16 Oct, 14 | by Bob Phillips
A little while ago we blogged on the surprisingly varied methods folk use to pick how how big an effect needs to be in order to be ‘clinically relevant’. A further paper on this theme has emerged that takes up a slightly different aspect of the challenge of getting the number right before doing a trial.
On the basics front, before you know how many people will be needed for a trial, you need to know
- How big an effect you might see
- How varied the effect is between people
- What size of effect is gong to be ‘clinically relevant’ (ie above what level you want to prove the intervention will lie)

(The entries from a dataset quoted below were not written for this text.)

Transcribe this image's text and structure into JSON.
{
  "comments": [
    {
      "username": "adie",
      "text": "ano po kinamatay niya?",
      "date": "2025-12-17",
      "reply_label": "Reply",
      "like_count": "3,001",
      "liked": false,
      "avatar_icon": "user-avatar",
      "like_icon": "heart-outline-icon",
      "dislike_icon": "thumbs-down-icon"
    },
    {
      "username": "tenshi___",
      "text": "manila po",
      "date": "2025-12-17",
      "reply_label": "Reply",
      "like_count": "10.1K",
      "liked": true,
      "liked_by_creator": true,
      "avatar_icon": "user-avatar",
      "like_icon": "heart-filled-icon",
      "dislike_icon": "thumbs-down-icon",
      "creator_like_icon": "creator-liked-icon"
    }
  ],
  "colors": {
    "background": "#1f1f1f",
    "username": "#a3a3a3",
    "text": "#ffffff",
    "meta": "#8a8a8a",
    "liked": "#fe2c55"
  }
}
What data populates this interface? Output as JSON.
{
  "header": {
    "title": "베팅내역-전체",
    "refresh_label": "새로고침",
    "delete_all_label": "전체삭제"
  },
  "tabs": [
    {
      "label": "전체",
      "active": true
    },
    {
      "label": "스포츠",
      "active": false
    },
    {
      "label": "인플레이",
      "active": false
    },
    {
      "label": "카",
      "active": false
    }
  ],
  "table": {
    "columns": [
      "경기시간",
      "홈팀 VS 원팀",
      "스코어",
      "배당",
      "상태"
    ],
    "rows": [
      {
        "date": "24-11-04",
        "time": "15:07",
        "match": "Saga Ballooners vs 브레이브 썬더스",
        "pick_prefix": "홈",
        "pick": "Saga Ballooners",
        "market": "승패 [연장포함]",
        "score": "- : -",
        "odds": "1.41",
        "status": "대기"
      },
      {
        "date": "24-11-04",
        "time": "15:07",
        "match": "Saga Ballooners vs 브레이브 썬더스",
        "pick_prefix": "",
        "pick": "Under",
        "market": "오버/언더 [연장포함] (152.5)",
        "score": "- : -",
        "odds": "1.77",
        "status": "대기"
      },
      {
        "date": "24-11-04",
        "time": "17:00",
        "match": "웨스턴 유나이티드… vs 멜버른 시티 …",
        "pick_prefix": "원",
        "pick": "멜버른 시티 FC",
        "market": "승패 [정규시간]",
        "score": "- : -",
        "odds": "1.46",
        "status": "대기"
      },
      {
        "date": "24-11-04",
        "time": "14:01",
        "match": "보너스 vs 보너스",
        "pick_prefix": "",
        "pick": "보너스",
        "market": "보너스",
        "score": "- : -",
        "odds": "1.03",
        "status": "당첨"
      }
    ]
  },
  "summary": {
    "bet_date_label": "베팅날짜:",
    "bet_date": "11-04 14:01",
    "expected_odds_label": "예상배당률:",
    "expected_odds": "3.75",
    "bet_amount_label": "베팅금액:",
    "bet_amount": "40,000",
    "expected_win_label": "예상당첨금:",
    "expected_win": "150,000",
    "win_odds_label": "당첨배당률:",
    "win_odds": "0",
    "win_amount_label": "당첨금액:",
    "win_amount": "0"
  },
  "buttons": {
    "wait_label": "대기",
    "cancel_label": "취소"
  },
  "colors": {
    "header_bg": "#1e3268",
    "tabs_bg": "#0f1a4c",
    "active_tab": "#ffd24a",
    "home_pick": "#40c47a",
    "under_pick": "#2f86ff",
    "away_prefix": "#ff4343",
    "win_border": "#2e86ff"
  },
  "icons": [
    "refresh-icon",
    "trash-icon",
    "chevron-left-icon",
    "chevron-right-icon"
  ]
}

- What chance of making the wrong call (“It works!” when it doesn’t, or vica versa) you are prepared to accept
It may be rather surprising to find that there hasn’t been, until very recently, a really well developed way of using systematic review / meta-analysis methodology to capture the stuff we already know before moving onwards to find out more, when moving between phase II (how-toxic-is-this-and-does-it-make-markers/images-better?) and phase III (are-there-fewer-dead-people?) trials. But now there is.